Three recent encounters have reminded us just how powerful inertia can be.
When Newton wrote that "every body perseveres in its state of being at rest or of moving uniformly straight forward, except insofar as it is compelled to change its state by force impressed," he probably didn't have defined-contribution retirement plans in mind. But it's no great leap to take his First Law of Motion and apply it to the world of 401(k), 403(b), and 457 plans.
Encounter One: Prompted by one friend of ours, another friend asks for a little help with her 401(k) allocation. So we take a look, and here's what we find: A very typical menu of roughly 20 mutual funds, split between the biggest, most bloated brand names in the industry and index funds with expense ratios greater than 0.5%. Other plan characteristics: Only one international equity option, no REIT funds, and no commodities vehicle. So the investment options were mediocre at best. And what had our friend done with those options? Her deferrals were split 50-50 between U.S. large-cap stocks and U.S. small-cap stocks. That's it. That was the totality of her "asset allocation."
The good news is that she has saved diligently and accumulated a decent nest egg for someone who's only 34 years old.
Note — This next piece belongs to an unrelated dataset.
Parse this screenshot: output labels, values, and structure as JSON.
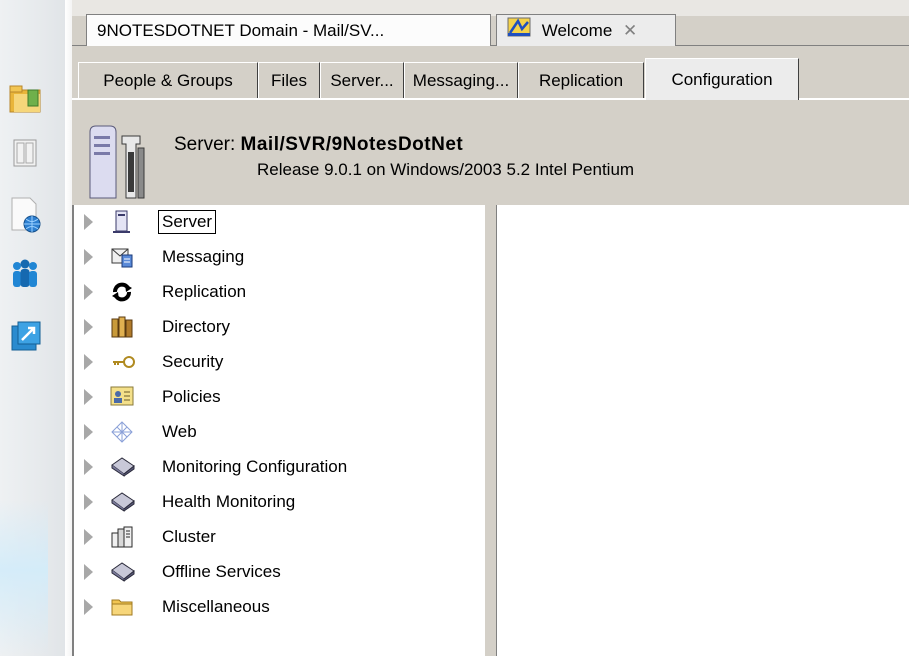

She should be proud of herself for that. But how much larger would her account be if she had participated in a richer mix of asset classes? How much larger would it be if she'd paid legitimate index-fund prices of 10 to 25 basis points rather than inflated tariffs for mediocre actively-managed funds? Back to Newton: This investor would have simply stayed in motion had we not changed her course "by force impressed." We were happy to do so, but we shudder to think of how many millions of Americans remain saddled with wildly sub-optimal retirement plan options and strategies.
Encounter Two: We recently had lunch with two accomplished ERSIA attorneys, one very senior, the other relatively junior. When we asked the senior attorney about plan sponsors' awareness of their fiduciary duties and risks, he stated in no uncertain terms that they (plan sponsors) have a very limited understanding of the nature and scope of their responsibilities under ERISA and the Pension Protection Act of 2006. Which, in our Newtonian world, is one reason so many thousands of retirement plans remain so poorly constructed. In the absence of a powerful outside force, many plan sponsors demonstrate an equally powerful form of inertia, settling for off-the-shelf, status-quo plans that simply don't live up to legitimate fiduciary standards.
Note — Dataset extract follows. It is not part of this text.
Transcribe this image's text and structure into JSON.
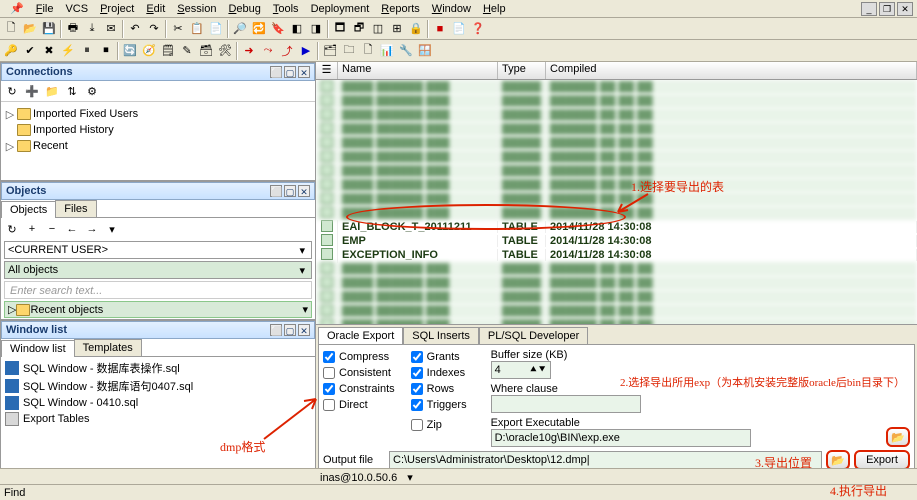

What sort of outside force might shake sponsors out of their complacency? Here's a partial list: Employee revolt (unlikely*), litigation (unlikely in the short term for all but the deepest-pocketed sponsors, but a near-certainty for some plans in the medium or long term), legislation (the PPA is having some effect, but at this point it's more muted than many observers expected), regulation (last week's QDIA decision will help), and genuine fiduciary guidance from trusted advisors (especially attorneys, accountants, and investment professionals, but also fellow business owners and executives who recognize the profound importance of getting retirement plans right--and the very real risks of getting them wrong).
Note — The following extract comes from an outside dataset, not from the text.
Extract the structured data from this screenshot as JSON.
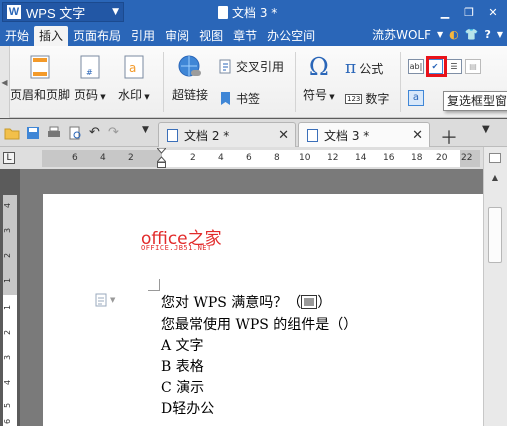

The bottom line is that sponsors need help from people who should know non-fiduciary plan characteristics when they see them. Without that kind of intervention, retirement plan inertia will consign millions of Americans to much poorer long-term outcomes than they could--and should--have enjoyed.
*Just how unlikely? That leads us to Encounter Three. Last night, we heard this from a plan participant: "Who cares what the fees are!? My employer matches 3 percent!"